Silly me:  those were the school buses.  They look like regular coach buses, with coach bus company names on the side and the ubiquitous – yet somehow slightly sleazy – curtains on the window. 


I have often watched kids clambering aboard (the stairs seem impossibly high for very young children) and thought about asking them if they knew how lucky they were.

Lucky to have air conditioning, arm rests, cushioned seats covered in REAL fabric (do Israeli children have fewer incidents on buses than in North America???).  Seats shaped roughly like actual human spines, rather than bookshelves:


(photo credit:  Bill McChesney)

Rather than children going off to a mundane day of study, they look like tiny tourists, off to see the world.  Of course, it’s a lovely metaphor, but it probably feels just as mundane, after the first day, as travelling on a city bus, or a plain ol’ yellow school bus. 

But to me, it nonetheless says something about how this country treats its children.  That they are to be trusted, and driven in both safety and comfort.  That the destination is important, even if it feels like dull routine.

Whatever you think, one way or the other, don’t do what I did and google “Israeli school bus.”  Take my word for it: this post is the most cheerful one you’re likely to find on the subject.

(top photo credit:  H. Michael Miley)

Flags, flags...
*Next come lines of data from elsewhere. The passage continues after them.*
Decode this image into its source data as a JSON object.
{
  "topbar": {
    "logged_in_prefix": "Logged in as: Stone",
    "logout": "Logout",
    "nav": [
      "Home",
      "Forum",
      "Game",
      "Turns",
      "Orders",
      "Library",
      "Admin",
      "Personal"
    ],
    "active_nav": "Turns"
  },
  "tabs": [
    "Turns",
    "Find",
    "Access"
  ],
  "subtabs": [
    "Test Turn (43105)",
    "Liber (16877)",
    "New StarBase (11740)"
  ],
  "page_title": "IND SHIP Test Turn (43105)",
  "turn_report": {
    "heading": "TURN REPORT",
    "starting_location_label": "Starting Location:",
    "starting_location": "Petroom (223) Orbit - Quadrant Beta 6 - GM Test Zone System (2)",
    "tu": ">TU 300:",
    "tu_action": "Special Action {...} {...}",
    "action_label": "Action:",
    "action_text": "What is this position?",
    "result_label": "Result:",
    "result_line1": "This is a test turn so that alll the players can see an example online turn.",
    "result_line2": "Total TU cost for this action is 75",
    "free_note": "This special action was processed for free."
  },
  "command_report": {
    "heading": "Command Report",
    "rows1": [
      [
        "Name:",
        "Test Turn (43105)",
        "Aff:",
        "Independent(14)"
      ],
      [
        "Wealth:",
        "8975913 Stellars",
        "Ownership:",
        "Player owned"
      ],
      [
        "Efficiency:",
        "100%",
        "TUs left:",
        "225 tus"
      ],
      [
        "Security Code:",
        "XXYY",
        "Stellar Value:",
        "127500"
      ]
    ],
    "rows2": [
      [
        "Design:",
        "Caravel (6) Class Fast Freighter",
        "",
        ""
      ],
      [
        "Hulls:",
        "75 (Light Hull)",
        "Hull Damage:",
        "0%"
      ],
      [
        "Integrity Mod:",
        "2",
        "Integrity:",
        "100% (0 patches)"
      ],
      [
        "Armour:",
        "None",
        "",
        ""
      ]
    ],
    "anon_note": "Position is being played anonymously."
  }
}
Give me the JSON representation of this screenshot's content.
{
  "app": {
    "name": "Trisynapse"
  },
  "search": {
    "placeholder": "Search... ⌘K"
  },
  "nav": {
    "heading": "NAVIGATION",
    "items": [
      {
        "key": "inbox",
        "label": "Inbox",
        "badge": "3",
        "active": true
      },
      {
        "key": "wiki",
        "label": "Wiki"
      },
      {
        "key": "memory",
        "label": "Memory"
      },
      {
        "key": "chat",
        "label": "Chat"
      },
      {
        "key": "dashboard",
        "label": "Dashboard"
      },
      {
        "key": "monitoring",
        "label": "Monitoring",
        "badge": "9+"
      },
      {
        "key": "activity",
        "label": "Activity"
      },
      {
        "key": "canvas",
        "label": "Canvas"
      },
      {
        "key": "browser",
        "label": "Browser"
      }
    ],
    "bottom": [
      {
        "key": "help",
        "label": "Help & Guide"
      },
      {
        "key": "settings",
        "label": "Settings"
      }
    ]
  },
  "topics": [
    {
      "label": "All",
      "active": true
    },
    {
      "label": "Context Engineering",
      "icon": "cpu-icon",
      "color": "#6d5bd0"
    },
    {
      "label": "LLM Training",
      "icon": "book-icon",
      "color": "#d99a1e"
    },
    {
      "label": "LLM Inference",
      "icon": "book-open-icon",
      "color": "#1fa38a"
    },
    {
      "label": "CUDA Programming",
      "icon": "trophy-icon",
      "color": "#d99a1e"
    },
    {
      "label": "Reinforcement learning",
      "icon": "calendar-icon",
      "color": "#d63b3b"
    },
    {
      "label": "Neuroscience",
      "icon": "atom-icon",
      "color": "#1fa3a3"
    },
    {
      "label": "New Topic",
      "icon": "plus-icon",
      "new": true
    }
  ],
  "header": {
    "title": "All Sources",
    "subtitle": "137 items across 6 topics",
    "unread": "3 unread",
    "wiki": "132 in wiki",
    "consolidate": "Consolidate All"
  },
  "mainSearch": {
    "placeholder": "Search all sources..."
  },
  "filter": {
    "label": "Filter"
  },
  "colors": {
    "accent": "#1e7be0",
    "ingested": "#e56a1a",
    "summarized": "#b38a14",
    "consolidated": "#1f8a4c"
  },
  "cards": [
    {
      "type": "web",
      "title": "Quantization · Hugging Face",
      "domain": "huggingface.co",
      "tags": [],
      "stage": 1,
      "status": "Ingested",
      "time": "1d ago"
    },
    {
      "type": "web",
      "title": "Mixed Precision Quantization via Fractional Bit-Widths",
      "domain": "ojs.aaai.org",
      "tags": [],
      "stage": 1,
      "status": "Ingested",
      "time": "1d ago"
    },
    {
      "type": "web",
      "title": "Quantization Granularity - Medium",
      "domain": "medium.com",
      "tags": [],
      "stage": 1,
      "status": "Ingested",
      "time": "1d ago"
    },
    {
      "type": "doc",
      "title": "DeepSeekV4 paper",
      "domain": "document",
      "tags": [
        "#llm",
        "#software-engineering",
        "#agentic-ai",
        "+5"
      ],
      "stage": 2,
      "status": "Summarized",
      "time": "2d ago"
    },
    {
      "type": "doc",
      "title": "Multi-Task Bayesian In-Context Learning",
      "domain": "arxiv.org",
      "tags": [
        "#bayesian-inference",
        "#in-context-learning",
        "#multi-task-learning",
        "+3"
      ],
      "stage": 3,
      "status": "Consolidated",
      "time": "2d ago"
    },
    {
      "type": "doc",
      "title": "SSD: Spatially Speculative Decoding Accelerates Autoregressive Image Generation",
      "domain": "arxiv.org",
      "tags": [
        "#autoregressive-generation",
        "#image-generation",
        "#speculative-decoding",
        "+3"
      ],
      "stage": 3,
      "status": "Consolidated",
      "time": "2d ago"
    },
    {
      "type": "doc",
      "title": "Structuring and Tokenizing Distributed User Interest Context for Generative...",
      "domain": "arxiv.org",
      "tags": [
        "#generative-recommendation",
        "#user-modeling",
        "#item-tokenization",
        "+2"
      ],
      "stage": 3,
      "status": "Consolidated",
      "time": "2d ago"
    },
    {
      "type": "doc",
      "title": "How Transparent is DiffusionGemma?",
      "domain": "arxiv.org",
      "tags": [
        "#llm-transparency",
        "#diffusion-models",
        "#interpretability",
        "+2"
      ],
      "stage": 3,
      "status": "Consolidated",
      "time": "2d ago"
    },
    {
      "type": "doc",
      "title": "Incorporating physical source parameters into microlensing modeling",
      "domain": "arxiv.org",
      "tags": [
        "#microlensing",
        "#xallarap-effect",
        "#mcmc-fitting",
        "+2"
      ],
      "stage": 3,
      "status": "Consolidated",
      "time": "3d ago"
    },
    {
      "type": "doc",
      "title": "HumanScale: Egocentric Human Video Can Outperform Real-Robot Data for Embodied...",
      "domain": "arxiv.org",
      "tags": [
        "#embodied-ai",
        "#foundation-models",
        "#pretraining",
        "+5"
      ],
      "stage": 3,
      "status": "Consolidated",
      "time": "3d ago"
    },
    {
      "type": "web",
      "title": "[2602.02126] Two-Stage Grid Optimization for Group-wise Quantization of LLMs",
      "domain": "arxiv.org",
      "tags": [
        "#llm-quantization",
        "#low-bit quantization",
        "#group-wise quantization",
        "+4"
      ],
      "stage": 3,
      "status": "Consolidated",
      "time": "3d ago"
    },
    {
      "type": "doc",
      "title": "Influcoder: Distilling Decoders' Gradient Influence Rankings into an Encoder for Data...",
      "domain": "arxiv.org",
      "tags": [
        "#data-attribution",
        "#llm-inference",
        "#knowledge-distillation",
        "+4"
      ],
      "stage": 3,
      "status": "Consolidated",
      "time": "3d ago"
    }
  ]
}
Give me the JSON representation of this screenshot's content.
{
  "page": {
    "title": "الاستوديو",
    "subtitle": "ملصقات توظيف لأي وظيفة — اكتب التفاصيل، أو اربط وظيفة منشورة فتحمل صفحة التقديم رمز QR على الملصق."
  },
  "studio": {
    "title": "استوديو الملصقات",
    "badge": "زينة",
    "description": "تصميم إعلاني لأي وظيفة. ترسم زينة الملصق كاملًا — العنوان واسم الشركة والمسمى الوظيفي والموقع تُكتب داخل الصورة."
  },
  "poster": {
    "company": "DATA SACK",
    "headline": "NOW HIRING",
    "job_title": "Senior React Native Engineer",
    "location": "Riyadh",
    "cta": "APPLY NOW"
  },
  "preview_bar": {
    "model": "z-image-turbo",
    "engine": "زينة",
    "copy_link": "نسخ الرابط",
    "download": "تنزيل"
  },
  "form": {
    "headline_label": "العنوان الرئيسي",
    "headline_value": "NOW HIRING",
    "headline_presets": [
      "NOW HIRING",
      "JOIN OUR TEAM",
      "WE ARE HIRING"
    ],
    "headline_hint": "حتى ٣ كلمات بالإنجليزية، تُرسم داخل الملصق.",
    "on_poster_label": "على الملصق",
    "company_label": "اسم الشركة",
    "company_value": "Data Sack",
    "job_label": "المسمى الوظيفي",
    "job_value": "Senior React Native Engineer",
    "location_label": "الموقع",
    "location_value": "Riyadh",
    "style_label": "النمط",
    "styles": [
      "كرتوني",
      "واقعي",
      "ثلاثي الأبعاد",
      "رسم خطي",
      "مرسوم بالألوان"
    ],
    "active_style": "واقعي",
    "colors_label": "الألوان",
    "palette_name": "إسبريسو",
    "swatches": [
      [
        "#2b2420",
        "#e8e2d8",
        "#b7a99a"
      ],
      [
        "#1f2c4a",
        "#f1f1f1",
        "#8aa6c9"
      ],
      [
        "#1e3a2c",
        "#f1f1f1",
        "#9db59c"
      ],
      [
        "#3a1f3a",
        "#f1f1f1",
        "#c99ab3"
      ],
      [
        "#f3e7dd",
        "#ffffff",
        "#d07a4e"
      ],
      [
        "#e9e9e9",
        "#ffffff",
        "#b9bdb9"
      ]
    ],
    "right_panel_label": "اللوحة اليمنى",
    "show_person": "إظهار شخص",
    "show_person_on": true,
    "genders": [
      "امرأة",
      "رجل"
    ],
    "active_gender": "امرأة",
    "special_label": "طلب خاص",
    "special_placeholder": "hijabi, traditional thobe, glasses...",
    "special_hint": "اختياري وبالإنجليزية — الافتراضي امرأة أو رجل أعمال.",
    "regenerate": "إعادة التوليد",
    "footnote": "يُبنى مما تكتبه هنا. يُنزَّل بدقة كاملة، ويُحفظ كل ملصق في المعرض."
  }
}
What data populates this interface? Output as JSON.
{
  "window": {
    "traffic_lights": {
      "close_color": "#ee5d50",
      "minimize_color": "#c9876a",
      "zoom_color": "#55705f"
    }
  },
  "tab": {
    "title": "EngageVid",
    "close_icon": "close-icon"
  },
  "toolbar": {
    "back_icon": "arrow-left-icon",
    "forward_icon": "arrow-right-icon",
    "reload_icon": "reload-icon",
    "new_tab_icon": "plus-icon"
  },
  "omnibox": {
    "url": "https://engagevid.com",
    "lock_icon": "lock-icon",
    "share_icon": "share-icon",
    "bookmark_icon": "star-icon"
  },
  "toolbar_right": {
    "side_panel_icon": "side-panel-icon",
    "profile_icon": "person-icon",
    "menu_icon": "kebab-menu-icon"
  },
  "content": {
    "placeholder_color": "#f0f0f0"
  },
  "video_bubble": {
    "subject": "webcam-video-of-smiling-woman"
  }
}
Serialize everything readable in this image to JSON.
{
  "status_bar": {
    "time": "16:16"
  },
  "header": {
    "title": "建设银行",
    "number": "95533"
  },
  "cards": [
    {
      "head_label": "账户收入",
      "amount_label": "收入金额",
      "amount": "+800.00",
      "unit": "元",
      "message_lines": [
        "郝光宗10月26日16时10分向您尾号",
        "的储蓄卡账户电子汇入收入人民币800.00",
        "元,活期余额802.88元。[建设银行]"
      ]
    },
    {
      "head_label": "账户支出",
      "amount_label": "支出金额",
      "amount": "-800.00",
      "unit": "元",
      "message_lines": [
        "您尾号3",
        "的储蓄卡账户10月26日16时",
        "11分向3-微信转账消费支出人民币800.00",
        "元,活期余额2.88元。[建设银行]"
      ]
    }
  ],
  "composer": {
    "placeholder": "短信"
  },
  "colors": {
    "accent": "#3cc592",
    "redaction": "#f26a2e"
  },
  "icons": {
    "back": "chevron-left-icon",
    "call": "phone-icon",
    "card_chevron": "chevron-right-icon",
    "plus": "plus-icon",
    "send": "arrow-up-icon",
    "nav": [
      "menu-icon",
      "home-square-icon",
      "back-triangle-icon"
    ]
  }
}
Nowhere special, really; just an ordinary train station in the most extraordinary place in the world...
Sent on the go in the Holy Land - please excuse my typos!